Now the controversy has died down a bit over a Queensland teenager who refused to answer a school assignment question about being gay, let’s take a fresh look at how the state and federal governments responded.
A Grade 9 teacher at Windaroo Valley State High School in Brisbane set the assignment, which asked students to imagine living as a heterosexual in a mostly homosexual colony on the moon.
Students were asked to imagine what it was like being part of a minority and what strategies they would use to deal with the experience.
The aim of the assignment was to encourage acceptance of diversity and understanding of the consequences of exclusion, be it through sexual identity, race, culture or disability. The assignment asked students to reflect on what discrimination felt like for the victim.
A 13-year-old student in the class refused to answer the question because, according to The Sunday Mail (“Teens failed for stand on gays” October 8, 2006), she did not believe in homosexuality.

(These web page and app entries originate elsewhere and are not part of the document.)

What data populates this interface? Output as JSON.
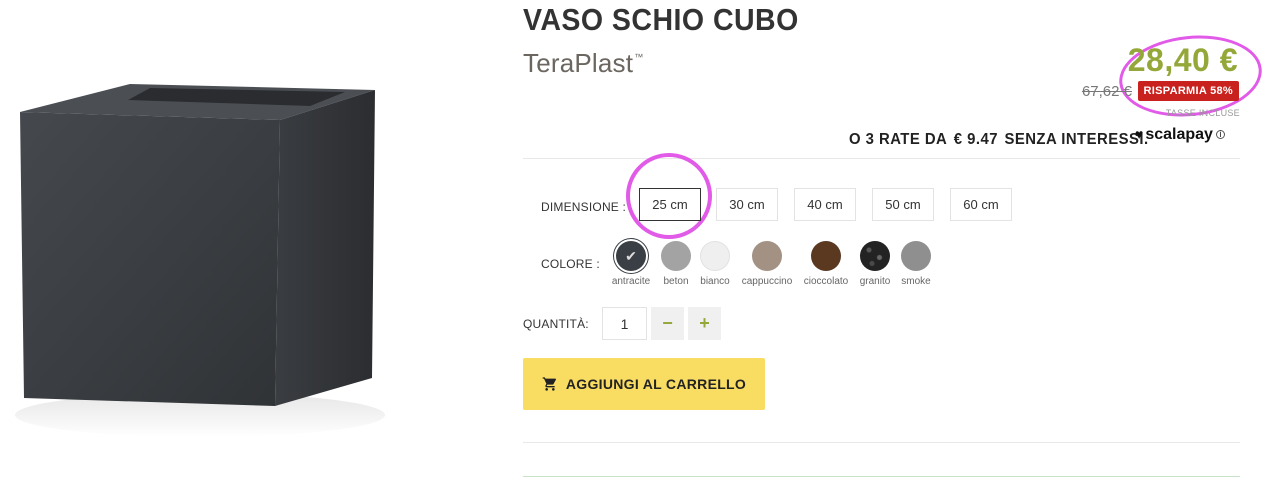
{
  "product": {
    "title": "VASO SCHIO CUBO",
    "brand": "TeraPlast",
    "brand_mark": "™"
  },
  "pricing": {
    "price": "28,40 €",
    "old_price": "67,62 €",
    "savings_badge": "RISPARMIA 58%",
    "tax_note": "TASSE INCLUSE"
  },
  "installments": {
    "text": "O 3 RATE DA",
    "amount": "€ 9.47",
    "suffix": "SENZA INTERESSI.",
    "provider": "scalapay",
    "info_icon": "i"
  },
  "options": {
    "dimension_label": "DIMENSIONE :",
    "sizes": [
      "25 cm",
      "30 cm",
      "40 cm",
      "50 cm",
      "60 cm"
    ],
    "selected_size": "25 cm",
    "color_label": "COLORE :",
    "colors": [
      {
        "name": "antracite",
        "hex": "#3a3f45",
        "selected": true
      },
      {
        "name": "beton",
        "hex": "#a3a3a3"
      },
      {
        "name": "bianco",
        "hex": "#efefef"
      },
      {
        "name": "cappuccino",
        "hex": "#a39183"
      },
      {
        "name": "cioccolato",
        "hex": "#5a3920"
      },
      {
        "name": "granito",
        "hex": "#2a2a2a"
      },
      {
        "name": "smoke",
        "hex": "#8f8f8f"
      }
    ]
  },
  "quantity": {
    "label": "QUANTITÀ:",
    "value": "1",
    "minus": "−",
    "plus": "+"
  },
  "cart": {
    "label": "AGGIUNGI AL CARRELLO",
    "icon": "cart-icon"
  },
  "colors": {
    "price_green": "#94a83a",
    "badge_red": "#c9211e",
    "cart_yellow": "#f9dc62",
    "highlight_pink": "#e15ae8"
  }
}
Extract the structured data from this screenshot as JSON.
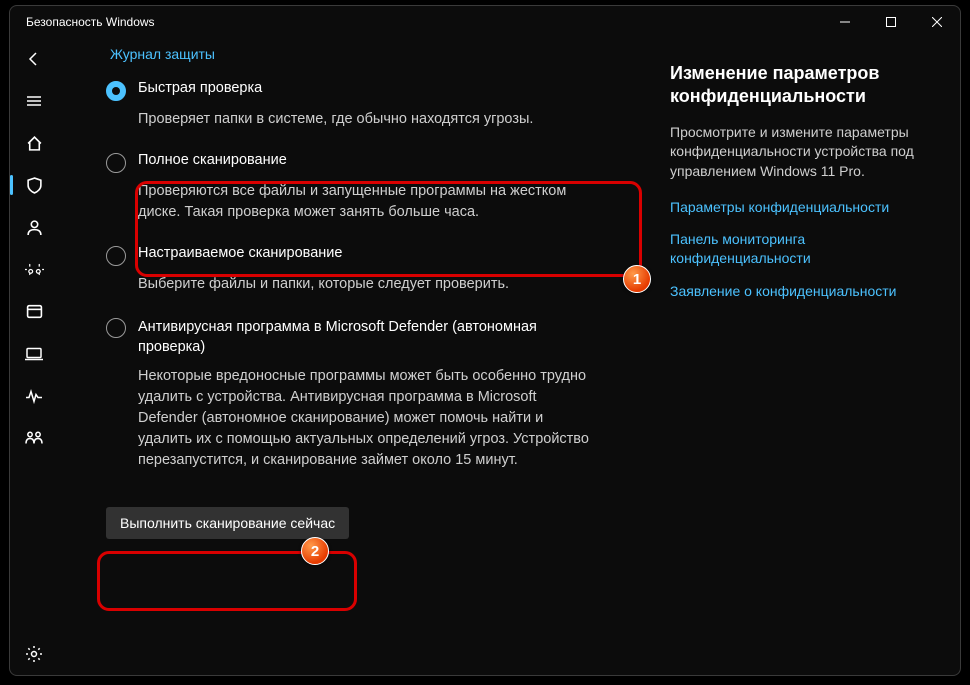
{
  "window": {
    "title": "Безопасность Windows"
  },
  "top_link": "Журнал защиты",
  "options": {
    "quick": {
      "title": "Быстрая проверка",
      "desc": "Проверяет папки в системе, где обычно находятся угрозы."
    },
    "full": {
      "title": "Полное сканирование",
      "desc": "Проверяются все файлы и запущенные программы на жестком диске. Такая проверка может занять больше часа."
    },
    "custom": {
      "title": "Настраиваемое сканирование",
      "desc": "Выберите файлы и папки, которые следует проверить."
    },
    "offline": {
      "title": "Антивирусная программа в Microsoft Defender (автономная проверка)",
      "desc": "Некоторые вредоносные программы может быть особенно трудно удалить с устройства. Антивирусная программа в Microsoft Defender (автономное сканирование) может помочь найти и удалить их с помощью актуальных определений угроз. Устройство перезапустится, и сканирование займет около 15 минут."
    }
  },
  "scan_button": "Выполнить сканирование сейчас",
  "side_panel": {
    "title": "Изменение параметров конфиденциальности",
    "desc": "Просмотрите и измените параметры конфиденциальности устройства под управлением Windows 11 Pro.",
    "links": {
      "l1": "Параметры конфиденциальности",
      "l2": "Панель мониторинга конфиденциальности",
      "l3": "Заявление о конфиденциальности"
    }
  },
  "badges": {
    "b1": "1",
    "b2": "2"
  }
}
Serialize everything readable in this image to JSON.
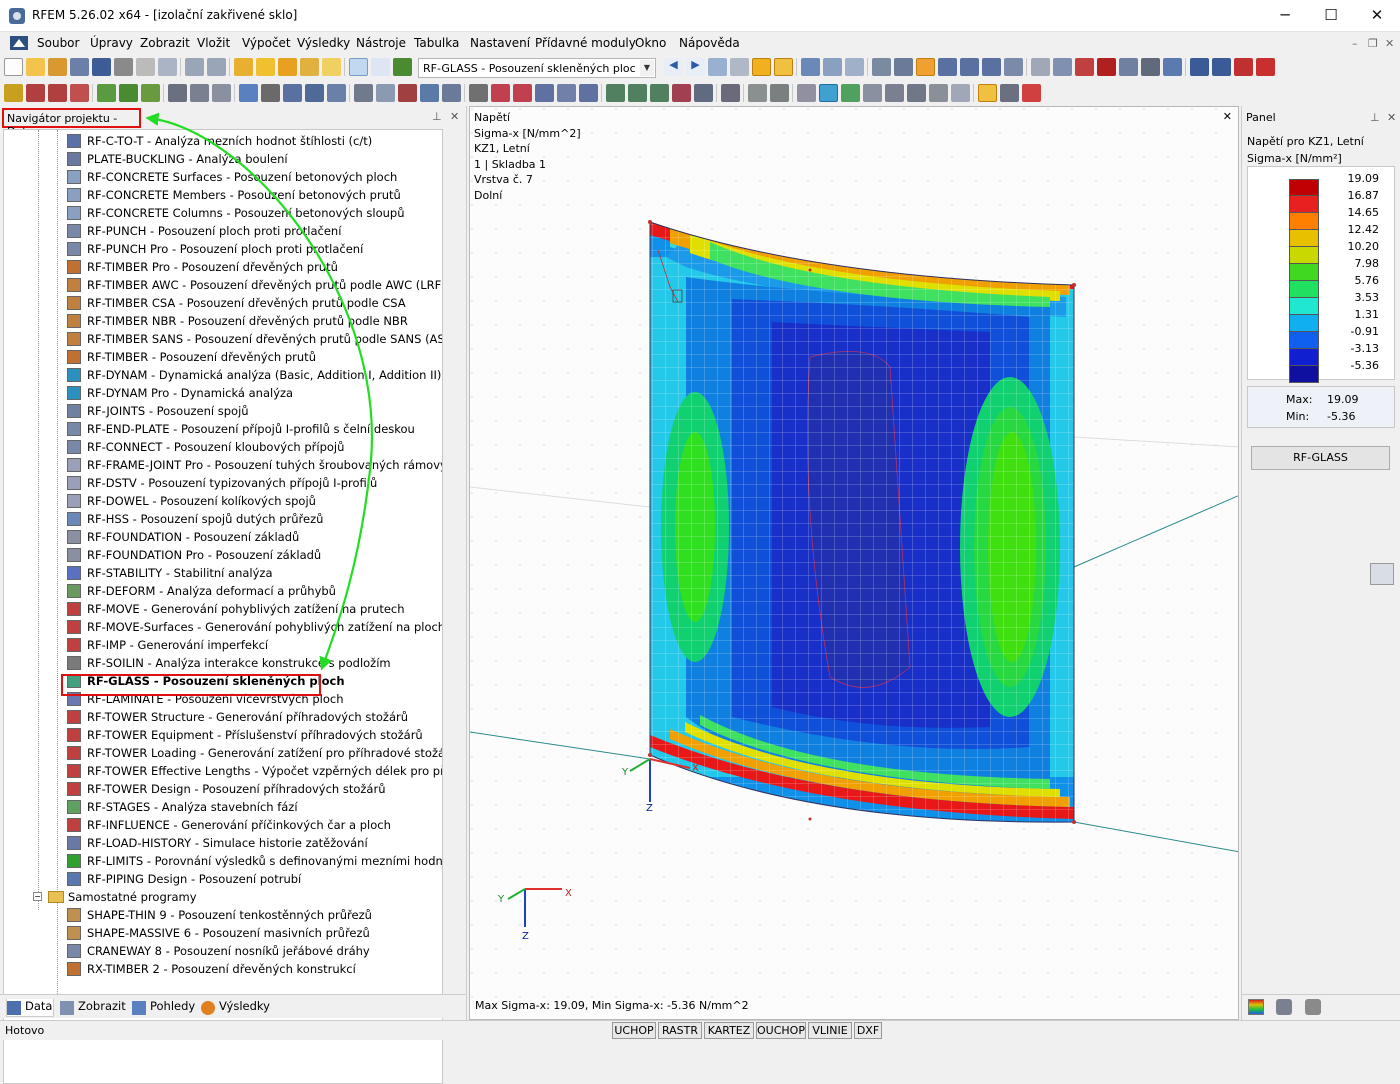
{
  "window": {
    "title": "RFEM 5.26.02 x64 - [izolační zakřivené sklo]",
    "minimize": "─",
    "maximize": "☐",
    "close": "✕"
  },
  "menu": {
    "items": [
      "Soubor",
      "Úpravy",
      "Zobrazit",
      "Vložit",
      "Výpočet",
      "Výsledky",
      "Nástroje",
      "Tabulka",
      "Nastavení",
      "Přídavné moduly",
      "Okno",
      "Nápověda"
    ],
    "mdi_min": "–",
    "mdi_restore": "❐",
    "mdi_close": "✕"
  },
  "toolbar": {
    "module_combo": "RF-GLASS - Posouzení skleněných ploc"
  },
  "navigator": {
    "title": "Navigátor projektu - Data",
    "pin": "⊥",
    "close": "✕",
    "items": [
      "RF-C-TO-T - Analýza mezních hodnot štíhlosti (c/t)",
      "PLATE-BUCKLING - Analýza boulení",
      "RF-CONCRETE Surfaces - Posouzení betonových ploch",
      "RF-CONCRETE Members - Posouzení betonových prutů",
      "RF-CONCRETE Columns - Posouzení betonových sloupů",
      "RF-PUNCH - Posouzení ploch proti protlačení",
      "RF-PUNCH Pro - Posouzení ploch proti protlačení",
      "RF-TIMBER Pro - Posouzení dřevěných prutů",
      "RF-TIMBER AWC - Posouzení dřevěných prutů podle AWC (LRFD ne",
      "RF-TIMBER CSA - Posouzení dřevěných prutů podle CSA",
      "RF-TIMBER NBR - Posouzení dřevěných prutů podle NBR",
      "RF-TIMBER SANS - Posouzení dřevěných prutů podle SANS (ASD nel",
      "RF-TIMBER - Posouzení dřevěných prutů",
      "RF-DYNAM - Dynamická analýza (Basic, Addition I, Addition II)",
      "RF-DYNAM Pro - Dynamická analýza",
      "RF-JOINTS - Posouzení spojů",
      "RF-END-PLATE - Posouzení přípojů I-profilů s čelní deskou",
      "RF-CONNECT - Posouzení kloubových přípojů",
      "RF-FRAME-JOINT Pro - Posouzení tuhých šroubovaných rámových r",
      "RF-DSTV - Posouzení typizovaných přípojů I-profilů",
      "RF-DOWEL - Posouzení kolíkových spojů",
      "RF-HSS - Posouzení spojů dutých průřezů",
      "RF-FOUNDATION - Posouzení základů",
      "RF-FOUNDATION Pro - Posouzení základů",
      "RF-STABILITY - Stabilitní analýza",
      "RF-DEFORM - Analýza deformací a průhybů",
      "RF-MOVE - Generování pohyblivých zatížení na prutech",
      "RF-MOVE-Surfaces - Generování pohyblivých zatížení na plochy",
      "RF-IMP - Generování imperfekcí",
      "RF-SOILIN - Analýza interakce konstrukce s podložím",
      "RF-GLASS - Posouzení skleněných ploch",
      "RF-LAMINATE - Posouzení vícevrstvých ploch",
      "RF-TOWER Structure - Generování příhradových stožárů",
      "RF-TOWER Equipment - Příslušenství příhradových stožárů",
      "RF-TOWER Loading - Generování zatížení pro příhradové stožáry",
      "RF-TOWER Effective Lengths - Výpočet vzpěrných délek pro příhrado",
      "RF-TOWER Design - Posouzení příhradových stožárů",
      "RF-STAGES - Analýza stavebních fází",
      "RF-INFLUENCE - Generování příčinkových čar a ploch",
      "RF-LOAD-HISTORY - Simulace historie zatěžování",
      "RF-LIMITS - Porovnání výsledků s definovanými mezními hodnotam",
      "RF-PIPING Design - Posouzení potrubí"
    ],
    "folder_label": "Samostatné programy",
    "folder_expander": "−",
    "standalone_items": [
      "SHAPE-THIN 9 - Posouzení tenkostěnných průřezů",
      "SHAPE-MASSIVE 6 - Posouzení masivních průřezů",
      "CRANEWAY 8 - Posouzení nosníků jeřábové dráhy",
      "RX-TIMBER 2 - Posouzení dřevěných konstrukcí"
    ],
    "scroll_up": "▲",
    "scroll_down": "▼",
    "scroll_left": "◀",
    "scroll_right": "▶",
    "tabs": [
      "Data",
      "Zobrazit",
      "Pohledy",
      "Výsledky"
    ]
  },
  "view": {
    "info_lines": [
      "Napětí",
      "Sigma-x [N/mm^2]",
      "KZ1, Letní",
      "1 | Skladba 1",
      "Vrstva č. 7",
      "Dolní"
    ],
    "bottom_text": "Max Sigma-x: 19.09, Min Sigma-x: -5.36 N/mm^2",
    "axis_labels": {
      "x": "X",
      "y": "Y",
      "z": "Z"
    },
    "close": "✕"
  },
  "panel": {
    "title": "Panel",
    "pin": "⊥",
    "close": "✕",
    "heading1": "Napětí pro KZ1, Letní",
    "heading2": "Sigma-x [N/mm²]",
    "legend": [
      {
        "value": "19.09",
        "color": "#c00000"
      },
      {
        "value": "16.87",
        "color": "#e82020"
      },
      {
        "value": "14.65",
        "color": "#ff8000"
      },
      {
        "value": "12.42",
        "color": "#e8c000"
      },
      {
        "value": "10.20",
        "color": "#c8d800"
      },
      {
        "value": "7.98",
        "color": "#40d820"
      },
      {
        "value": "5.76",
        "color": "#20e060"
      },
      {
        "value": "3.53",
        "color": "#20e8d0"
      },
      {
        "value": "1.31",
        "color": "#10b0f0"
      },
      {
        "value": "-0.91",
        "color": "#1060f0"
      },
      {
        "value": "-3.13",
        "color": "#1020d0"
      },
      {
        "value": "-5.36",
        "color": "#1010a0"
      }
    ],
    "max_label": "Max:",
    "max_value": "19.09",
    "min_label": "Min:",
    "min_value": "-5.36",
    "button": "RF-GLASS"
  },
  "status": {
    "text": "Hotovo",
    "buttons": [
      "UCHOP",
      "RASTR",
      "KARTEZ",
      "OUCHOP",
      "VLINIE",
      "DXF"
    ]
  }
}
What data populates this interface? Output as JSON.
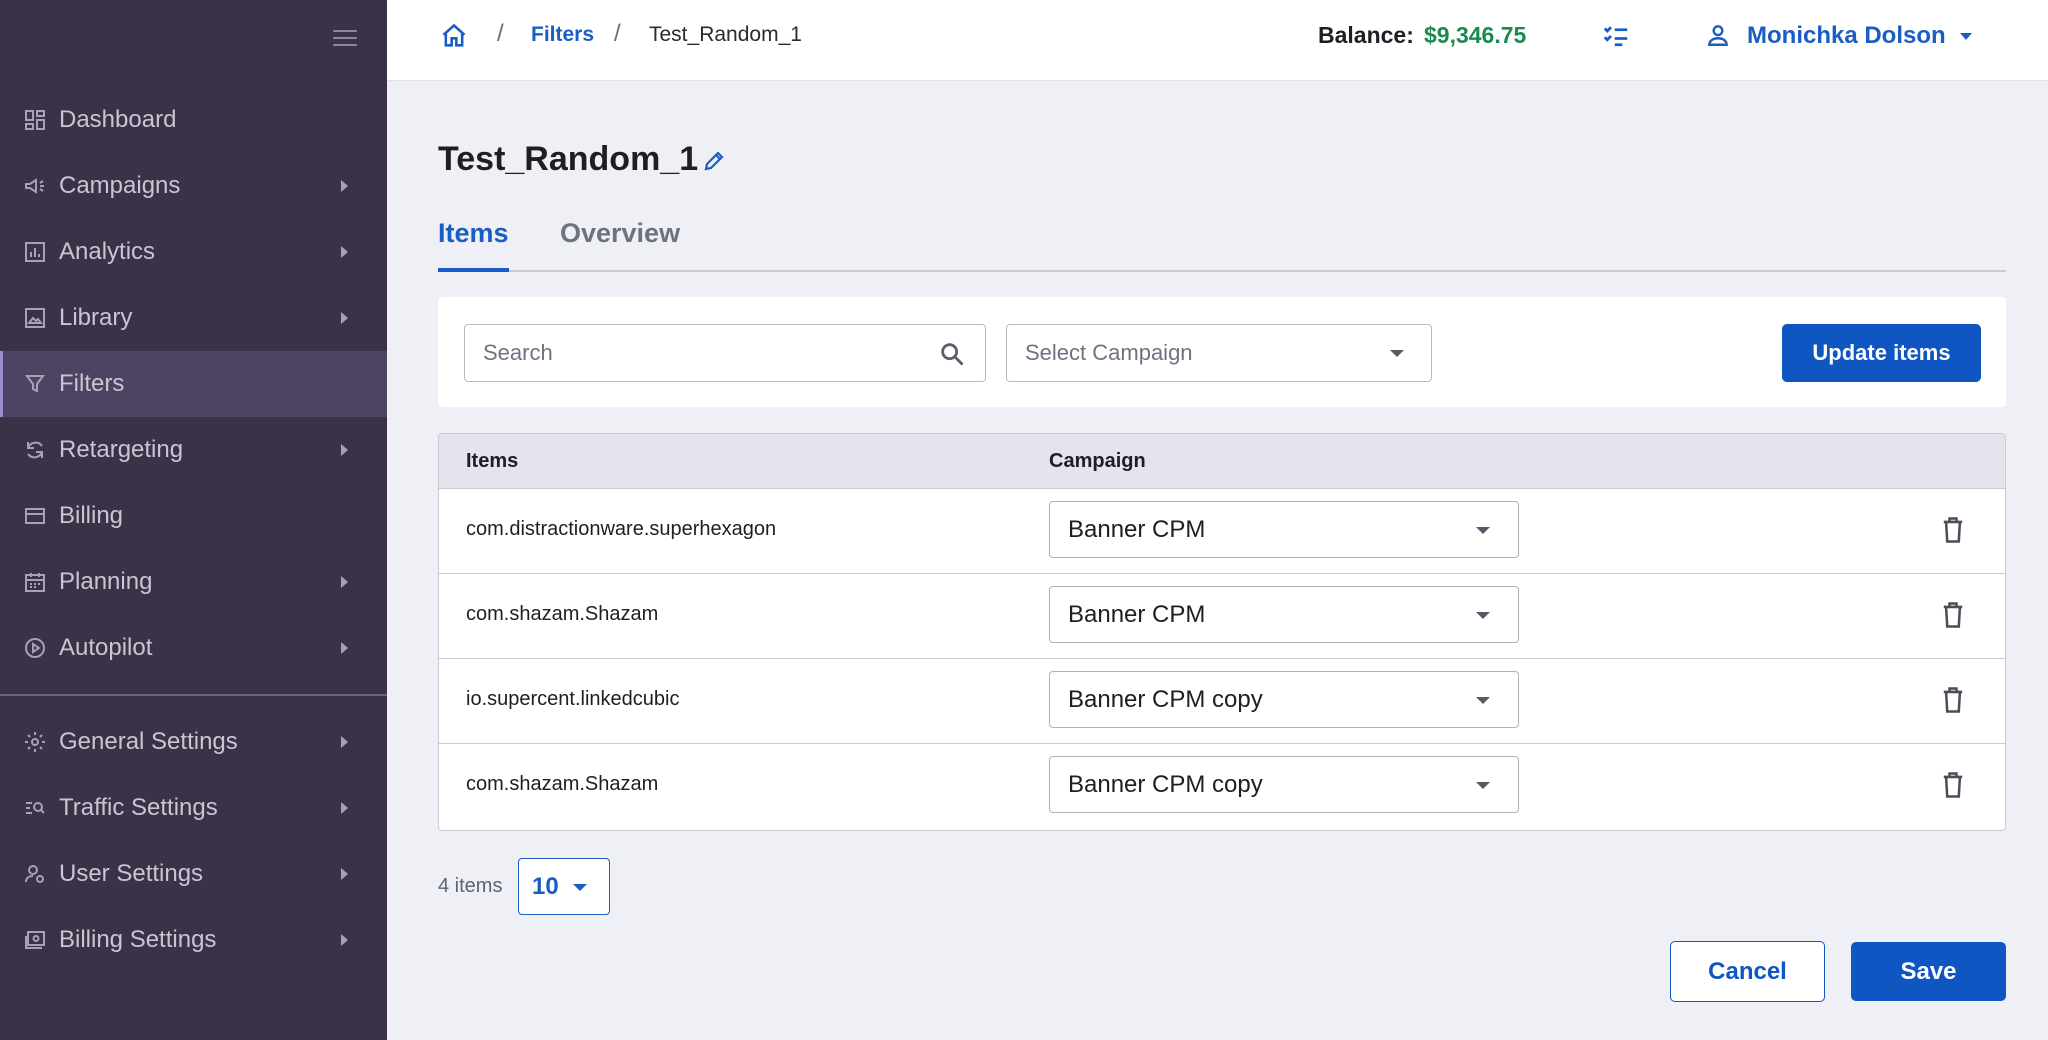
{
  "sidebar": {
    "items": [
      {
        "label": "Dashboard",
        "icon": "dashboard-icon",
        "has_submenu": false,
        "active": false
      },
      {
        "label": "Campaigns",
        "icon": "megaphone-icon",
        "has_submenu": true,
        "active": false
      },
      {
        "label": "Analytics",
        "icon": "bar-chart-icon",
        "has_submenu": true,
        "active": false
      },
      {
        "label": "Library",
        "icon": "image-icon",
        "has_submenu": true,
        "active": false
      },
      {
        "label": "Filters",
        "icon": "funnel-icon",
        "has_submenu": false,
        "active": true
      },
      {
        "label": "Retargeting",
        "icon": "refresh-icon",
        "has_submenu": true,
        "active": false
      },
      {
        "label": "Billing",
        "icon": "credit-card-icon",
        "has_submenu": false,
        "active": false
      },
      {
        "label": "Planning",
        "icon": "calendar-icon",
        "has_submenu": true,
        "active": false
      },
      {
        "label": "Autopilot",
        "icon": "play-circle-icon",
        "has_submenu": true,
        "active": false
      }
    ],
    "settings": [
      {
        "label": "General Settings",
        "icon": "gear-icon",
        "has_submenu": true
      },
      {
        "label": "Traffic Settings",
        "icon": "traffic-search-icon",
        "has_submenu": true
      },
      {
        "label": "User Settings",
        "icon": "user-gear-icon",
        "has_submenu": true
      },
      {
        "label": "Billing Settings",
        "icon": "billing-icon",
        "has_submenu": true
      }
    ]
  },
  "topbar": {
    "breadcrumb": {
      "home_icon": "home-icon",
      "link": "Filters",
      "current": "Test_Random_1"
    },
    "balance_label": "Balance:",
    "balance_value": "$9,346.75",
    "tasks_icon": "checklist-icon",
    "user_name": "Monichka Dolson"
  },
  "page": {
    "title": "Test_Random_1",
    "tabs": [
      {
        "label": "Items",
        "active": true
      },
      {
        "label": "Overview",
        "active": false
      }
    ]
  },
  "filters": {
    "search_placeholder": "Search",
    "campaign_placeholder": "Select Campaign",
    "update_button": "Update items"
  },
  "table": {
    "headers": {
      "items": "Items",
      "campaign": "Campaign"
    },
    "rows": [
      {
        "item": "com.distractionware.superhexagon",
        "campaign": "Banner CPM"
      },
      {
        "item": "com.shazam.Shazam",
        "campaign": "Banner CPM"
      },
      {
        "item": "io.supercent.linkedcubic",
        "campaign": "Banner CPM copy"
      },
      {
        "item": "com.shazam.Shazam",
        "campaign": "Banner CPM copy"
      }
    ]
  },
  "pagination": {
    "count_label": "4 items",
    "per_page": "10"
  },
  "actions": {
    "cancel": "Cancel",
    "save": "Save"
  },
  "colors": {
    "primary": "#0f56c2",
    "sidebar_bg": "#3b3248",
    "balance": "#1a8a4f"
  }
}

In response to this single complaint about an assignment that has been part of the Queensland Studies Authority tolerance package for years, Queensland Premier Peter Beattie called on the authority to drop the exercise.
Although the school has reportedly dropped the assignment, it has not been removed from the state school curriculum. The Queensland Studies Authority is considering its response.
Federal Education Minister Julie Bishop said the assignment was a “politically correct agenda masquerading as curriculum”.
Windaroo Valley School teachers met last week and passed resolutions condemning The Sunday Mail for publishing a “highly sensational and inaccurate article”. They also condemned politicians for “their ill-conceived comments on curriculum issues” and called on the Queensland Government to resist attempts by fundamentalist groups to force their views on Queenslanders via the school curriculum.
There are good reasons - that teachers well understand - for school curricula to foster tolerance of religious, cultural and sexuality difference in Australian schools.
Discrimination and homophobia are serious matters in school communities. Research shows that issues relating to sexuality and sexual identity cause emotional turmoil for many young people, leading to mental health problems including suicide. An Australian suicide study found that young gay men are 3.7 times more likely to commit suicide than young heterosexual men.
A Latrobe University study showed that young gay and lesbian students are subjected to high levels of violence, verbal abuse and bullying within schools. Sixteen per cent of young gay and lesbian people have been physically assaulted because of their sexuality and almost half had been verbally abused or bullied. The great majority of this abuse occurred within schools.
Anthony Walsh is the Director of Education Services at Family Planning Queensland. He has two decades of experience working in health promotion and is a committed advocate for comprehensive sexuality education for children and young people.